BEGIN Data

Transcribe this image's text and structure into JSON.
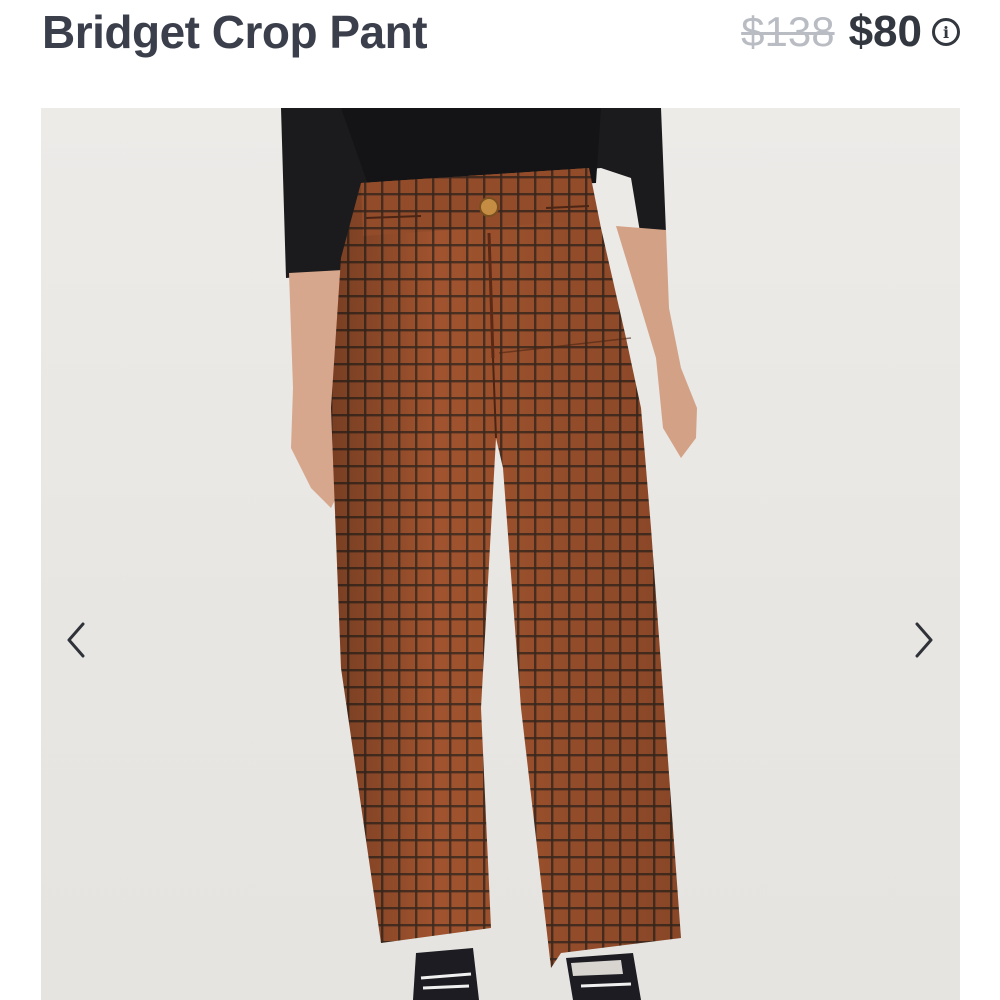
{
  "product": {
    "title": "Bridget Crop Pant",
    "original_price": "$138",
    "sale_price": "$80",
    "info_icon": "info-icon"
  },
  "gallery": {
    "image_subject": "brown-plaid-crop-pants",
    "prev_icon": "chevron-left-icon",
    "next_icon": "chevron-right-icon"
  },
  "colors": {
    "title": "#3a3f4b",
    "strikethrough_price": "#b9bcc3",
    "sale_price": "#33373f",
    "pant_fabric": "#9b4f2c",
    "grid_lines": "#3a2a1e"
  }
}
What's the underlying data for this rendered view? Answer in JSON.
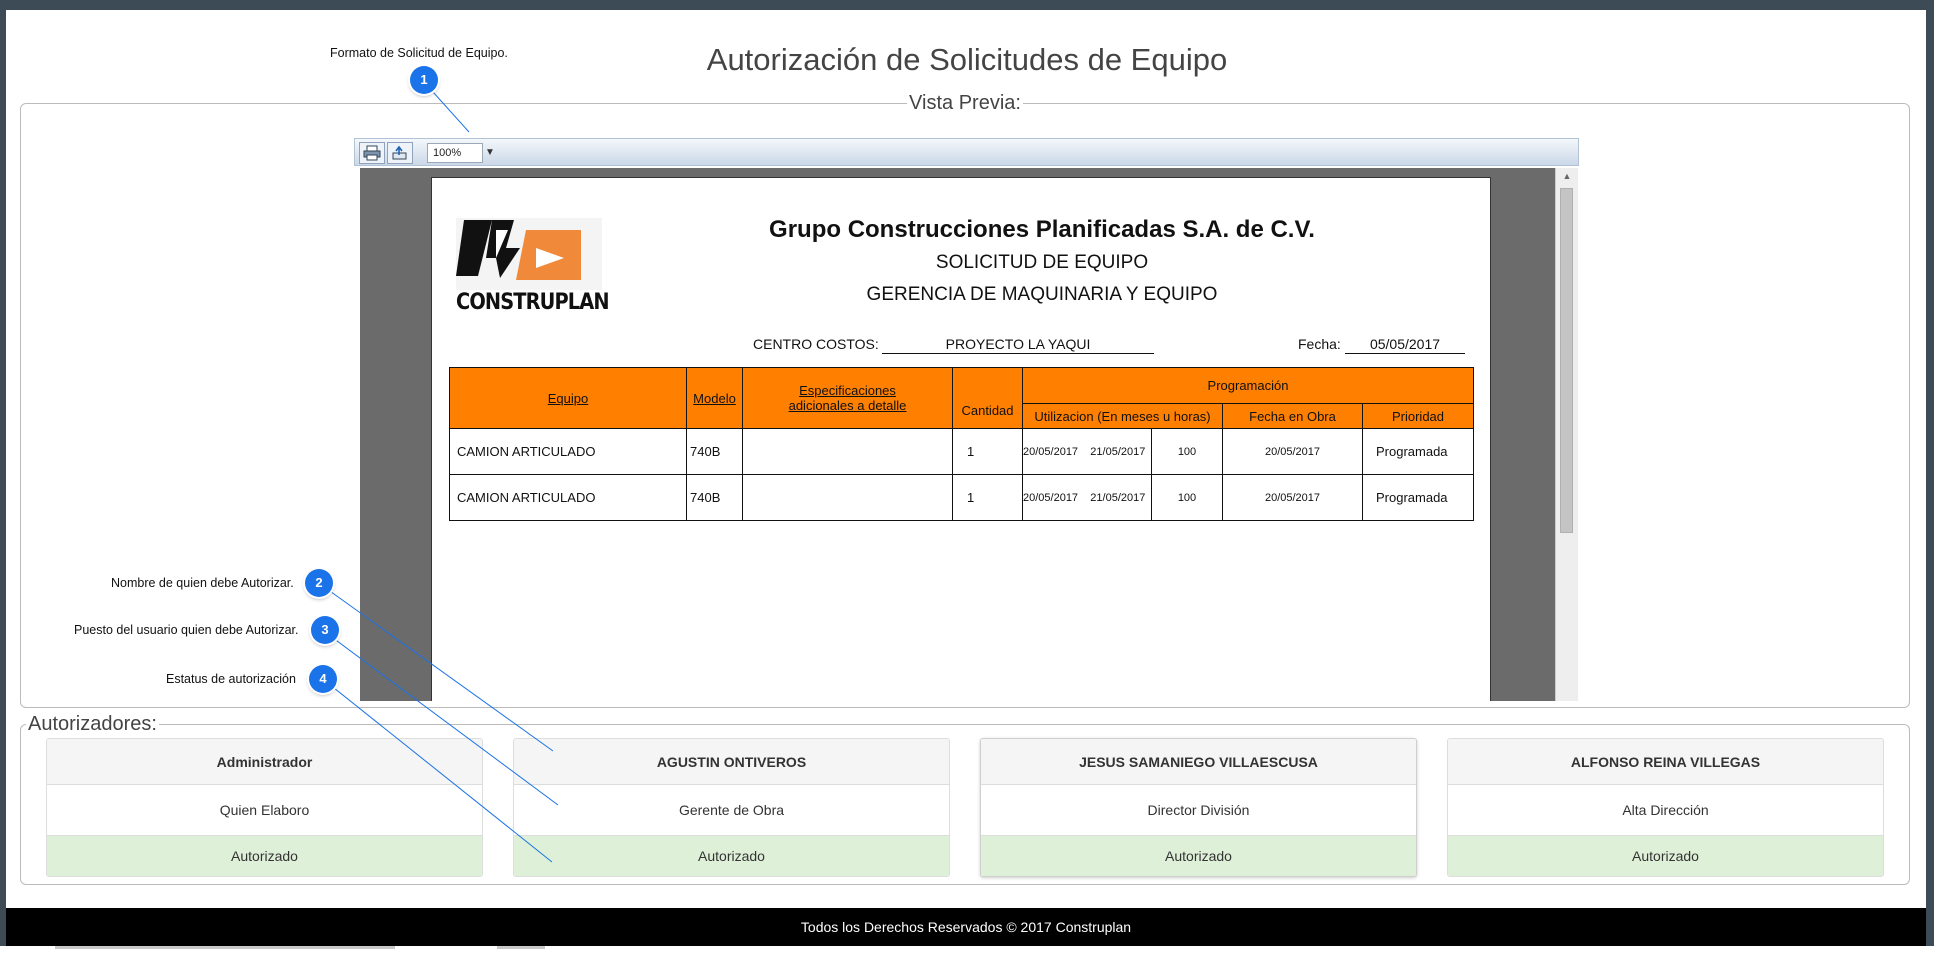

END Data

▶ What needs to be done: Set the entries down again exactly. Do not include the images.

▶ Reply to the exercise:
Transcribe this image's text and structure into JSON.
{
  "product": {
    "title": "Bridget Crop Pant",
    "original_price": "$138",
    "sale_price": "$80",
    "info_icon": "info-icon"
  },
  "gallery": {
    "image_subject": "brown-plaid-crop-pants",
    "prev_icon": "chevron-left-icon",
    "next_icon": "chevron-right-icon"
  },
  "colors": {
    "title": "#3a3f4b",
    "strikethrough_price": "#b9bcc3",
    "sale_price": "#33373f",
    "pant_fabric": "#9b4f2c",
    "grid_lines": "#3a2a1e"
  }
}
What's the underlying data for this rendered view? Answer in JSON.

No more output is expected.